-- Work request --
Go through the entries below and return every line that contains "installation".
....................
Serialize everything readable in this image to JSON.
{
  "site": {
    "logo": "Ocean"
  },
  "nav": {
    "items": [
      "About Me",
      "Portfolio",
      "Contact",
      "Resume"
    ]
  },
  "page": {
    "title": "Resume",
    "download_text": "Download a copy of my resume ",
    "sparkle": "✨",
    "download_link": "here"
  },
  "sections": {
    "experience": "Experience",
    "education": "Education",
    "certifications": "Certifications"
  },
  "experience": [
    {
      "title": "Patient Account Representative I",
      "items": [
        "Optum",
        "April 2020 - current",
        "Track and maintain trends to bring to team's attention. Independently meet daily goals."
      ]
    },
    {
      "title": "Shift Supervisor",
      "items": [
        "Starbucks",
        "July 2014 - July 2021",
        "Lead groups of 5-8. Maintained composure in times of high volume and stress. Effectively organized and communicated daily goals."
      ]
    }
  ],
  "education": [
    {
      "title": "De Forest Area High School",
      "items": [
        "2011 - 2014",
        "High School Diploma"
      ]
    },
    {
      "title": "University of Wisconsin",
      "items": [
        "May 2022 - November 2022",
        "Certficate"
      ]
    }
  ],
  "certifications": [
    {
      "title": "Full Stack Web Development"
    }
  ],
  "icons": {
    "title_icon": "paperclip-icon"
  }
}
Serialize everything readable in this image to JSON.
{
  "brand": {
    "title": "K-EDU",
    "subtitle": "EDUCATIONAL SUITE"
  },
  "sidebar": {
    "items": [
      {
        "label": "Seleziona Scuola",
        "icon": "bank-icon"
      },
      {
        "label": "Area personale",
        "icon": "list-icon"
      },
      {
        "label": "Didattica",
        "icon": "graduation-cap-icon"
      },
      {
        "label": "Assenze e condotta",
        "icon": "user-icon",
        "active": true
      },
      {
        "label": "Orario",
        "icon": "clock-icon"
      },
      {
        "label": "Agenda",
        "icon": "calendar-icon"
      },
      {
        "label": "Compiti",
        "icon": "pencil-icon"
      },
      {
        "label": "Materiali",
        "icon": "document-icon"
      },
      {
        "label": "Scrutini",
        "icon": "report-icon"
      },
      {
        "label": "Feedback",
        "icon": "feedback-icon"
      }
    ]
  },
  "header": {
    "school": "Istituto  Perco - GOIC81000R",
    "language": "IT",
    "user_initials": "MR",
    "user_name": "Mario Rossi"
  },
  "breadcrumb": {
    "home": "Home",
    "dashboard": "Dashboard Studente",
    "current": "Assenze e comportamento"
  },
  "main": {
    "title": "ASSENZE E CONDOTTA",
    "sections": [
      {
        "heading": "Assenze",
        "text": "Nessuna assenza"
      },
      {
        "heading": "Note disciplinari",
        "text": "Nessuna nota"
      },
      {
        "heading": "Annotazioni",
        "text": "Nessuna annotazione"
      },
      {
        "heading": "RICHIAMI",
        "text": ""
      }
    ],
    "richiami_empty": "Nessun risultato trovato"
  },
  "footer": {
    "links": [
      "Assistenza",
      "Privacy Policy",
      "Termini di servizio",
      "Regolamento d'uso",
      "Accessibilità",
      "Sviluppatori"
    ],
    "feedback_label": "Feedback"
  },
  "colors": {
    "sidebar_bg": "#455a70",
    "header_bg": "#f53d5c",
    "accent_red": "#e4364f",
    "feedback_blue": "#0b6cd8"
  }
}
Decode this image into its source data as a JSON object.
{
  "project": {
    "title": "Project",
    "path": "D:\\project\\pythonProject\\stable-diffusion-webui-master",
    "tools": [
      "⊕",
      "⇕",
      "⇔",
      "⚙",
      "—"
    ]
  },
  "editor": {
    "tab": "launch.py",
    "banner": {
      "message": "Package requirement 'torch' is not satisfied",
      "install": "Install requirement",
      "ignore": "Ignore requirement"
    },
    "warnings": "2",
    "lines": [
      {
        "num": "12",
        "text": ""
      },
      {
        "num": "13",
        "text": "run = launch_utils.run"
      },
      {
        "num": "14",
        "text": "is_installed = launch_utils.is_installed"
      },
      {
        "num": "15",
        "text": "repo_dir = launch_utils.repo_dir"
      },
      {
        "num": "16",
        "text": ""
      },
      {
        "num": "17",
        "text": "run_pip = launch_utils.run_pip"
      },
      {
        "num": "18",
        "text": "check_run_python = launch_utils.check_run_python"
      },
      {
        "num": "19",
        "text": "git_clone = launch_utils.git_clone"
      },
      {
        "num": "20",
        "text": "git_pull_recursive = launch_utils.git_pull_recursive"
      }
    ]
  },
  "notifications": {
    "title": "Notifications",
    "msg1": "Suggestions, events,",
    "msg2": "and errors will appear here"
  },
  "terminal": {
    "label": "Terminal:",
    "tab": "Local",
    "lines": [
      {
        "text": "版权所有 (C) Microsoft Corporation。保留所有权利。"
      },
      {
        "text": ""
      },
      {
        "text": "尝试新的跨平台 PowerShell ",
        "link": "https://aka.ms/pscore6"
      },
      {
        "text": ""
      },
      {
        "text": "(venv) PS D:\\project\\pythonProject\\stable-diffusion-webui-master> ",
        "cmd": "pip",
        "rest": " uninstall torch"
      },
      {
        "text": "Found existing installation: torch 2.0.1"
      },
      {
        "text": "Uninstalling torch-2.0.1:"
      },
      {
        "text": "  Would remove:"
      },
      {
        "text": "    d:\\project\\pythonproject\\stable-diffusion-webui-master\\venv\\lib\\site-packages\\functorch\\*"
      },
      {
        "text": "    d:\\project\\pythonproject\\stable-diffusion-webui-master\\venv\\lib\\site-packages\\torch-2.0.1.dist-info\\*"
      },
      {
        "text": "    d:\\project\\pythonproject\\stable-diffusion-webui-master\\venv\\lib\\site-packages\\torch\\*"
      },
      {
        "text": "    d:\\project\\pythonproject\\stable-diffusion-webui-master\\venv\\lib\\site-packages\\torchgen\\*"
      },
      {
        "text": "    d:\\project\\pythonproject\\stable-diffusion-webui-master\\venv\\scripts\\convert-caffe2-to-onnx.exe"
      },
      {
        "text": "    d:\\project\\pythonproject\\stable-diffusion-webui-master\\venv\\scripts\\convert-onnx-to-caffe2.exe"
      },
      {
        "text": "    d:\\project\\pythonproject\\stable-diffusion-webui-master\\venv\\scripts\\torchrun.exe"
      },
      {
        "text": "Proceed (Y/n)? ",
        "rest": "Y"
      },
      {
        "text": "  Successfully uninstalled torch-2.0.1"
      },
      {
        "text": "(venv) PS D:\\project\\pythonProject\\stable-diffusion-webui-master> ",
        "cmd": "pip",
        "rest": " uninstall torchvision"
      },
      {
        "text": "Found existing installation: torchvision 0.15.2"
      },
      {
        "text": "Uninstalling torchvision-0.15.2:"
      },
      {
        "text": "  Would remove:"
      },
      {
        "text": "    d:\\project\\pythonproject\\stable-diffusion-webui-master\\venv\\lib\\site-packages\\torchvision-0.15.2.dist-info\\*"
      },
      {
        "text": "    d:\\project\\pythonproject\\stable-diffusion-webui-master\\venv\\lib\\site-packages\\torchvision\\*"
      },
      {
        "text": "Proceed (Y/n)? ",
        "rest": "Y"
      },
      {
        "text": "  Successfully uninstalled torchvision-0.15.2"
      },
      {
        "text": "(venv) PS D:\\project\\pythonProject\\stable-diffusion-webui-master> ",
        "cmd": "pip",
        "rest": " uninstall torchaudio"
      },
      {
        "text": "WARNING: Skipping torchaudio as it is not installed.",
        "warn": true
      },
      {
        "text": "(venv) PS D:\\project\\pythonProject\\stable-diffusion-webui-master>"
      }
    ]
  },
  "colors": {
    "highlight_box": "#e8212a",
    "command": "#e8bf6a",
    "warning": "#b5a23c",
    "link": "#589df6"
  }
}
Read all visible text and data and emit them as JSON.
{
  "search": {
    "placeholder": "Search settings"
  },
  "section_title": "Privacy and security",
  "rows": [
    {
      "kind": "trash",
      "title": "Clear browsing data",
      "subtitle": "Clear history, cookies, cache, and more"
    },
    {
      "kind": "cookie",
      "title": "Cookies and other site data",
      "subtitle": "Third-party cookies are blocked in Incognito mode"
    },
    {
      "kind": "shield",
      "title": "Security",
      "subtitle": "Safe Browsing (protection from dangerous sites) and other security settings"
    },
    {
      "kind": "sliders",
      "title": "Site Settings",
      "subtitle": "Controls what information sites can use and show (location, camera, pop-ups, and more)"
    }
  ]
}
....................
-- Response --
        "text": "Found existing installation: torch 2.0.1"
        "text": "Found existing installation: torchvision 0.15.2"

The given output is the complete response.